● Activity
Please repeat every entry that follows, keeping each one exactly the same.
START Provided entries
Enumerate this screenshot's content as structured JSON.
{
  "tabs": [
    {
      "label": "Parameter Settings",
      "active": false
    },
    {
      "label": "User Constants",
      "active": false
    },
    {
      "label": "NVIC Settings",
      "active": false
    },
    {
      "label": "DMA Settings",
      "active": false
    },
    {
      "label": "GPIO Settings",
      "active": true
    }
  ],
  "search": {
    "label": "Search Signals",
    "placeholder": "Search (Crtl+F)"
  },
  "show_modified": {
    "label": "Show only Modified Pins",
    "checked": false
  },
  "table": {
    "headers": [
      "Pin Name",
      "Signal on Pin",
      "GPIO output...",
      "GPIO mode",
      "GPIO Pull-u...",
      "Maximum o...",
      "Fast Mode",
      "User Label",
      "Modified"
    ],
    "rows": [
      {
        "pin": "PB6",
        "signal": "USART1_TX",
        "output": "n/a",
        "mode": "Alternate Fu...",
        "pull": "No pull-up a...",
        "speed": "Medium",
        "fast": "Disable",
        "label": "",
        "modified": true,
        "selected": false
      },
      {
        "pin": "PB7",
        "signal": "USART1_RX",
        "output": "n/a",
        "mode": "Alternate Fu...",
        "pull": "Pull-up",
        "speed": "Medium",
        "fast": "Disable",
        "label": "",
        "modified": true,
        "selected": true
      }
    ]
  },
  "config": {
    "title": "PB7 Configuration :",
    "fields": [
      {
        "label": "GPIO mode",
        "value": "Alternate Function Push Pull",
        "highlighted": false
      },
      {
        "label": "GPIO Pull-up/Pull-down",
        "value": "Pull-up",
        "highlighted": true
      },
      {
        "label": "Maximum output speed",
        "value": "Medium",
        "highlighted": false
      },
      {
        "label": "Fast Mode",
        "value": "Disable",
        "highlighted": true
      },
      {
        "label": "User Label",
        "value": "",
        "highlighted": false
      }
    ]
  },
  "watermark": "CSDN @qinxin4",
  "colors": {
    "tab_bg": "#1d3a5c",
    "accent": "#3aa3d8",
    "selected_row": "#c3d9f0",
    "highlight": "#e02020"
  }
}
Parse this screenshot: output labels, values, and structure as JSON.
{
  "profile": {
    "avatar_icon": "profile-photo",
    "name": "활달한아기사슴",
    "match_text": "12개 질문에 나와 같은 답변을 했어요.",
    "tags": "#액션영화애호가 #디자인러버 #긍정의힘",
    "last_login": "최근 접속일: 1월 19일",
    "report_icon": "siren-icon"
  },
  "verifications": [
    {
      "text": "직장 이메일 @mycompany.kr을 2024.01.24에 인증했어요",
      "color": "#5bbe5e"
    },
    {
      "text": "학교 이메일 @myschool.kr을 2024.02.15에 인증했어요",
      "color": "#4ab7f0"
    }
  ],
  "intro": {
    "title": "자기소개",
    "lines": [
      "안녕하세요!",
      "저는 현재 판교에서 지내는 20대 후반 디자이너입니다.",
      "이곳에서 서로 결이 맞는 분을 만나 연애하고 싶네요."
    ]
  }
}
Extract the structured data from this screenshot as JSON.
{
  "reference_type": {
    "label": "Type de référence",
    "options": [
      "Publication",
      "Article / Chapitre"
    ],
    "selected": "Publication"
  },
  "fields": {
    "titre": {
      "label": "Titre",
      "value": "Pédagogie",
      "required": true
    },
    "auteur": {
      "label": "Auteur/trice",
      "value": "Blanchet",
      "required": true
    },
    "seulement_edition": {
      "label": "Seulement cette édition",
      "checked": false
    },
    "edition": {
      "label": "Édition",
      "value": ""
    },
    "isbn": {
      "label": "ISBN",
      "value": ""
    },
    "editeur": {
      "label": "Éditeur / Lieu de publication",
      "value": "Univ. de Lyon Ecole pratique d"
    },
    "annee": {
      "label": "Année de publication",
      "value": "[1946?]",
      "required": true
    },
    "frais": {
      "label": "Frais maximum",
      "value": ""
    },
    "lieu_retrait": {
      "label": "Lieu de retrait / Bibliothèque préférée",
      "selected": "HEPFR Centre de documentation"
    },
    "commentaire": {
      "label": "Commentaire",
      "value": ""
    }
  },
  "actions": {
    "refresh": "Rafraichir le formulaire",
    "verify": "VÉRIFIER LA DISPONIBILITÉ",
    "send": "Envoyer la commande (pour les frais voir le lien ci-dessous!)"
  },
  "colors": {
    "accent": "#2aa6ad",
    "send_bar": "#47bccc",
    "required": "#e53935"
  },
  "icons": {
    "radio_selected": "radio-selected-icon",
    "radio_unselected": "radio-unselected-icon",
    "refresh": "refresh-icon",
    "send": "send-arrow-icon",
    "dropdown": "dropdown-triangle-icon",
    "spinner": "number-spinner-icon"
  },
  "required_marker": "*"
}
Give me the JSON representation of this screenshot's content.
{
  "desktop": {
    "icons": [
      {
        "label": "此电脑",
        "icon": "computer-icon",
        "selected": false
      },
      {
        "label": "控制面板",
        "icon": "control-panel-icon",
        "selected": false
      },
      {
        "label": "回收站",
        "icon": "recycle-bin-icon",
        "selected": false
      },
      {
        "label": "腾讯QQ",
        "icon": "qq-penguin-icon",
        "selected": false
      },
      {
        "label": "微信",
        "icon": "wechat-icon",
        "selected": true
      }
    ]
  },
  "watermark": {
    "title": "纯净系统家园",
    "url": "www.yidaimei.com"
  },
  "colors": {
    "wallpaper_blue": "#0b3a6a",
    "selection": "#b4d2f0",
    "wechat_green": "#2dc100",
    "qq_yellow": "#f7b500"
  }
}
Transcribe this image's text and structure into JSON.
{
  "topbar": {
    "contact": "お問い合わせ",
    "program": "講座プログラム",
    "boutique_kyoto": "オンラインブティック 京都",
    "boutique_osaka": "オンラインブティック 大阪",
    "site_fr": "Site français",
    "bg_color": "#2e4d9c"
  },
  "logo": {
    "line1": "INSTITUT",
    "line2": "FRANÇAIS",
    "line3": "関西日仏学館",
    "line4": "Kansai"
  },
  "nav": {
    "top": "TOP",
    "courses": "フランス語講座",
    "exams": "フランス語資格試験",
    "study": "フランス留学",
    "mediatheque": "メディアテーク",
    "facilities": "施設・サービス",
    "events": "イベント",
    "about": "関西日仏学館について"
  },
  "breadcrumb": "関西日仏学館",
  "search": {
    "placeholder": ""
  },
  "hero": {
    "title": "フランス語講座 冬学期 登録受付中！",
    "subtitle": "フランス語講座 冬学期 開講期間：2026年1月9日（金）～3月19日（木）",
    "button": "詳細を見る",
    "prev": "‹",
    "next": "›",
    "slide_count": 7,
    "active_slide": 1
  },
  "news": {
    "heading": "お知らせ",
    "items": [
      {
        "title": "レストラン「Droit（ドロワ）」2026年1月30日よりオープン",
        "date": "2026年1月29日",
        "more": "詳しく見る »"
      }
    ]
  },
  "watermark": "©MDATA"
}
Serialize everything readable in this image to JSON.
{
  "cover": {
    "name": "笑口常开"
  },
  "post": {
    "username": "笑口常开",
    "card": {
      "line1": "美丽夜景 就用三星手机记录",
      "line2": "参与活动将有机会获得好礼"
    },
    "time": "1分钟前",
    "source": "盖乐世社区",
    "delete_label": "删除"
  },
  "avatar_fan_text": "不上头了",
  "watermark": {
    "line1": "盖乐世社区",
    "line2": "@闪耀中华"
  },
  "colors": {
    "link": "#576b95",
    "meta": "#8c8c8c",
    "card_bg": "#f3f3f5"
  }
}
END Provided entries
● Solution
Enumerate this screenshot's content as structured JSON.
{
  "tabs": [
    {
      "label": "Parameter Settings",
      "active": false
    },
    {
      "label": "User Constants",
      "active": false
    },
    {
      "label": "NVIC Settings",
      "active": false
    },
    {
      "label": "DMA Settings",
      "active": false
    },
    {
      "label": "GPIO Settings",
      "active": true
    }
  ],
  "search": {
    "label": "Search Signals",
    "placeholder": "Search (Crtl+F)"
  },
  "show_modified": {
    "label": "Show only Modified Pins",
    "checked": false
  },
  "table": {
    "headers": [
      "Pin Name",
      "Signal on Pin",
      "GPIO output...",
      "GPIO mode",
      "GPIO Pull-u...",
      "Maximum o...",
      "Fast Mode",
      "User Label",
      "Modified"
    ],
    "rows": [
      {
        "pin": "PB6",
        "signal": "USART1_TX",
        "output": "n/a",
        "mode": "Alternate Fu...",
        "pull": "No pull-up a...",
        "speed": "Medium",
        "fast": "Disable",
        "label": "",
        "modified": true,
        "selected": false
      },
      {
        "pin": "PB7",
        "signal": "USART1_RX",
        "output": "n/a",
        "mode": "Alternate Fu...",
        "pull": "Pull-up",
        "speed": "Medium",
        "fast": "Disable",
        "label": "",
        "modified": true,
        "selected": true
      }
    ]
  },
  "config": {
    "title": "PB7 Configuration :",
    "fields": [
      {
        "label": "GPIO mode",
        "value": "Alternate Function Push Pull",
        "highlighted": false
      },
      {
        "label": "GPIO Pull-up/Pull-down",
        "value": "Pull-up",
        "highlighted": true
      },
      {
        "label": "Maximum output speed",
        "value": "Medium",
        "highlighted": false
      },
      {
        "label": "Fast Mode",
        "value": "Disable",
        "highlighted": true
      },
      {
        "label": "User Label",
        "value": "",
        "highlighted": false
      }
    ]
  },
  "watermark": "CSDN @qinxin4",
  "colors": {
    "tab_bg": "#1d3a5c",
    "accent": "#3aa3d8",
    "selected_row": "#c3d9f0",
    "highlight": "#e02020"
  }
}
Parse this screenshot: output labels, values, and structure as JSON.
{
  "profile": {
    "avatar_icon": "profile-photo",
    "name": "활달한아기사슴",
    "match_text": "12개 질문에 나와 같은 답변을 했어요.",
    "tags": "#액션영화애호가 #디자인러버 #긍정의힘",
    "last_login": "최근 접속일: 1월 19일",
    "report_icon": "siren-icon"
  },
  "verifications": [
    {
      "text": "직장 이메일 @mycompany.kr을 2024.01.24에 인증했어요",
      "color": "#5bbe5e"
    },
    {
      "text": "학교 이메일 @myschool.kr을 2024.02.15에 인증했어요",
      "color": "#4ab7f0"
    }
  ],
  "intro": {
    "title": "자기소개",
    "lines": [
      "안녕하세요!",
      "저는 현재 판교에서 지내는 20대 후반 디자이너입니다.",
      "이곳에서 서로 결이 맞는 분을 만나 연애하고 싶네요."
    ]
  }
}
Extract the structured data from this screenshot as JSON.
{
  "reference_type": {
    "label": "Type de référence",
    "options": [
      "Publication",
      "Article / Chapitre"
    ],
    "selected": "Publication"
  },
  "fields": {
    "titre": {
      "label": "Titre",
      "value": "Pédagogie",
      "required": true
    },
    "auteur": {
      "label": "Auteur/trice",
      "value": "Blanchet",
      "required": true
    },
    "seulement_edition": {
      "label": "Seulement cette édition",
      "checked": false
    },
    "edition": {
      "label": "Édition",
      "value": ""
    },
    "isbn": {
      "label": "ISBN",
      "value": ""
    },
    "editeur": {
      "label": "Éditeur / Lieu de publication",
      "value": "Univ. de Lyon Ecole pratique d"
    },
    "annee": {
      "label": "Année de publication",
      "value": "[1946?]",
      "required": true
    },
    "frais": {
      "label": "Frais maximum",
      "value": ""
    },
    "lieu_retrait": {
      "label": "Lieu de retrait / Bibliothèque préférée",
      "selected": "HEPFR Centre de documentation"
    },
    "commentaire": {
      "label": "Commentaire",
      "value": ""
    }
  },
  "actions": {
    "refresh": "Rafraichir le formulaire",
    "verify": "VÉRIFIER LA DISPONIBILITÉ",
    "send": "Envoyer la commande (pour les frais voir le lien ci-dessous!)"
  },
  "colors": {
    "accent": "#2aa6ad",
    "send_bar": "#47bccc",
    "required": "#e53935"
  },
  "icons": {
    "radio_selected": "radio-selected-icon",
    "radio_unselected": "radio-unselected-icon",
    "refresh": "refresh-icon",
    "send": "send-arrow-icon",
    "dropdown": "dropdown-triangle-icon",
    "spinner": "number-spinner-icon"
  },
  "required_marker": "*"
}
Give me the JSON representation of this screenshot's content.
{
  "desktop": {
    "icons": [
      {
        "label": "此电脑",
        "icon": "computer-icon",
        "selected": false
      },
      {
        "label": "控制面板",
        "icon": "control-panel-icon",
        "selected": false
      },
      {
        "label": "回收站",
        "icon": "recycle-bin-icon",
        "selected": false
      },
      {
        "label": "腾讯QQ",
        "icon": "qq-penguin-icon",
        "selected": false
      },
      {
        "label": "微信",
        "icon": "wechat-icon",
        "selected": true
      }
    ]
  },
  "watermark": {
    "title": "纯净系统家园",
    "url": "www.yidaimei.com"
  },
  "colors": {
    "wallpaper_blue": "#0b3a6a",
    "selection": "#b4d2f0",
    "wechat_green": "#2dc100",
    "qq_yellow": "#f7b500"
  }
}
Transcribe this image's text and structure into JSON.
{
  "topbar": {
    "contact": "お問い合わせ",
    "program": "講座プログラム",
    "boutique_kyoto": "オンラインブティック 京都",
    "boutique_osaka": "オンラインブティック 大阪",
    "site_fr": "Site français",
    "bg_color": "#2e4d9c"
  },
  "logo": {
    "line1": "INSTITUT",
    "line2": "FRANÇAIS",
    "line3": "関西日仏学館",
    "line4": "Kansai"
  },
  "nav": {
    "top": "TOP",
    "courses": "フランス語講座",
    "exams": "フランス語資格試験",
    "study": "フランス留学",
    "mediatheque": "メディアテーク",
    "facilities": "施設・サービス",
    "events": "イベント",
    "about": "関西日仏学館について"
  },
  "breadcrumb": "関西日仏学館",
  "search": {
    "placeholder": ""
  },
  "hero": {
    "title": "フランス語講座 冬学期 登録受付中！",
    "subtitle": "フランス語講座 冬学期 開講期間：2026年1月9日（金）～3月19日（木）",
    "button": "詳細を見る",
    "prev": "‹",
    "next": "›",
    "slide_count": 7,
    "active_slide": 1
  },
  "news": {
    "heading": "お知らせ",
    "items": [
      {
        "title": "レストラン「Droit（ドロワ）」2026年1月30日よりオープン",
        "date": "2026年1月29日",
        "more": "詳しく見る »"
      }
    ]
  },
  "watermark": "©MDATA"
}
Serialize everything readable in this image to JSON.
{
  "cover": {
    "name": "笑口常开"
  },
  "post": {
    "username": "笑口常开",
    "card": {
      "line1": "美丽夜景 就用三星手机记录",
      "line2": "参与活动将有机会获得好礼"
    },
    "time": "1分钟前",
    "source": "盖乐世社区",
    "delete_label": "删除"
  },
  "avatar_fan_text": "不上头了",
  "watermark": {
    "line1": "盖乐世社区",
    "line2": "@闪耀中华"
  },
  "colors": {
    "link": "#576b95",
    "meta": "#8c8c8c",
    "card_bg": "#f3f3f5"
  }
}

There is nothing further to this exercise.